---------- INPUT FOR THIS TASK ----------
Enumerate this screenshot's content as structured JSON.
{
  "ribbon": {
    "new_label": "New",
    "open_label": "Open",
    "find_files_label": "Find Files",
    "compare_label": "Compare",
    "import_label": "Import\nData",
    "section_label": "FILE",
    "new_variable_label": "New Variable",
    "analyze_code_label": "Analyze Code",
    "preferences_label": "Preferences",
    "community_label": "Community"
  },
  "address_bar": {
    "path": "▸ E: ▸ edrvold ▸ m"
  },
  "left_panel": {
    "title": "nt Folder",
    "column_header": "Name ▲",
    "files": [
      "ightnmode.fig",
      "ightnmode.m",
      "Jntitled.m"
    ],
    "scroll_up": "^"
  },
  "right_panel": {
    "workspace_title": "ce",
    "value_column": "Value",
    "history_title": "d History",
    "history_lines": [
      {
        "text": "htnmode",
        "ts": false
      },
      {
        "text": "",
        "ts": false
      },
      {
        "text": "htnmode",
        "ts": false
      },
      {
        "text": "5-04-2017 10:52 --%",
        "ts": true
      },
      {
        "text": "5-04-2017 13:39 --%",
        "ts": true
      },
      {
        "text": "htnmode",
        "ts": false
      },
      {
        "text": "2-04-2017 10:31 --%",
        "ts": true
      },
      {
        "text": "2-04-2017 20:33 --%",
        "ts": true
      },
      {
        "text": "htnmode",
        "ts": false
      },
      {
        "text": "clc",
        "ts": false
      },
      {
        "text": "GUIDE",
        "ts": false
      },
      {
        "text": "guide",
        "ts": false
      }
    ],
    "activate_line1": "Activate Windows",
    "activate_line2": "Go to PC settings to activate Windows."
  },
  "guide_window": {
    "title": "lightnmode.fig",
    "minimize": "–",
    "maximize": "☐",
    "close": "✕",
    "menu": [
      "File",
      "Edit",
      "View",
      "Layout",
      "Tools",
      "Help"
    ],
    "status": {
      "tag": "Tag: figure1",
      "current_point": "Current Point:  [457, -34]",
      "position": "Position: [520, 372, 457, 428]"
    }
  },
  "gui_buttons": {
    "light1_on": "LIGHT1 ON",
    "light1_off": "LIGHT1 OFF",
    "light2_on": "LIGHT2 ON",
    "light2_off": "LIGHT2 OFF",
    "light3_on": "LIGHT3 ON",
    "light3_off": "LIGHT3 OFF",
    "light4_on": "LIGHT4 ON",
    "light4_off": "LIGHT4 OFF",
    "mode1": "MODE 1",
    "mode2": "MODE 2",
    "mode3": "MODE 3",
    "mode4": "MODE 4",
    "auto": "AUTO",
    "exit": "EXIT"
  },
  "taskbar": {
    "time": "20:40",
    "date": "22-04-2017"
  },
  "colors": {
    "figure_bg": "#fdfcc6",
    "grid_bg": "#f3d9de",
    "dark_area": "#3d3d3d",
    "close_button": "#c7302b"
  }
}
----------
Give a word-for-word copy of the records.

● **ANSWER BOX**
Enumerate this screenshot's content as structured JSON.
{
  "ribbon": {
    "new_label": "New",
    "open_label": "Open",
    "find_files_label": "Find Files",
    "compare_label": "Compare",
    "import_label": "Import\nData",
    "section_label": "FILE",
    "new_variable_label": "New Variable",
    "analyze_code_label": "Analyze Code",
    "preferences_label": "Preferences",
    "community_label": "Community"
  },
  "address_bar": {
    "path": "▸ E: ▸ edrvold ▸ m"
  },
  "left_panel": {
    "title": "nt Folder",
    "column_header": "Name ▲",
    "files": [
      "ightnmode.fig",
      "ightnmode.m",
      "Jntitled.m"
    ],
    "scroll_up": "^"
  },
  "right_panel": {
    "workspace_title": "ce",
    "value_column": "Value",
    "history_title": "d History",
    "history_lines": [
      {
        "text": "htnmode",
        "ts": false
      },
      {
        "text": "",
        "ts": false
      },
      {
        "text": "htnmode",
        "ts": false
      },
      {
        "text": "5-04-2017 10:52 --%",
        "ts": true
      },
      {
        "text": "5-04-2017 13:39 --%",
        "ts": true
      },
      {
        "text": "htnmode",
        "ts": false
      },
      {
        "text": "2-04-2017 10:31 --%",
        "ts": true
      },
      {
        "text": "2-04-2017 20:33 --%",
        "ts": true
      },
      {
        "text": "htnmode",
        "ts": false
      },
      {
        "text": "clc",
        "ts": false
      },
      {
        "text": "GUIDE",
        "ts": false
      },
      {
        "text": "guide",
        "ts": false
      }
    ],
    "activate_line1": "Activate Windows",
    "activate_line2": "Go to PC settings to activate Windows."
  },
  "guide_window": {
    "title": "lightnmode.fig",
    "minimize": "–",
    "maximize": "☐",
    "close": "✕",
    "menu": [
      "File",
      "Edit",
      "View",
      "Layout",
      "Tools",
      "Help"
    ],
    "status": {
      "tag": "Tag: figure1",
      "current_point": "Current Point:  [457, -34]",
      "position": "Position: [520, 372, 457, 428]"
    }
  },
  "gui_buttons": {
    "light1_on": "LIGHT1 ON",
    "light1_off": "LIGHT1 OFF",
    "light2_on": "LIGHT2 ON",
    "light2_off": "LIGHT2 OFF",
    "light3_on": "LIGHT3 ON",
    "light3_off": "LIGHT3 OFF",
    "light4_on": "LIGHT4 ON",
    "light4_off": "LIGHT4 OFF",
    "mode1": "MODE 1",
    "mode2": "MODE 2",
    "mode3": "MODE 3",
    "mode4": "MODE 4",
    "auto": "AUTO",
    "exit": "EXIT"
  },
  "taskbar": {
    "time": "20:40",
    "date": "22-04-2017"
  },
  "colors": {
    "figure_bg": "#fdfcc6",
    "grid_bg": "#f3d9de",
    "dark_area": "#3d3d3d",
    "close_button": "#c7302b"
  }
}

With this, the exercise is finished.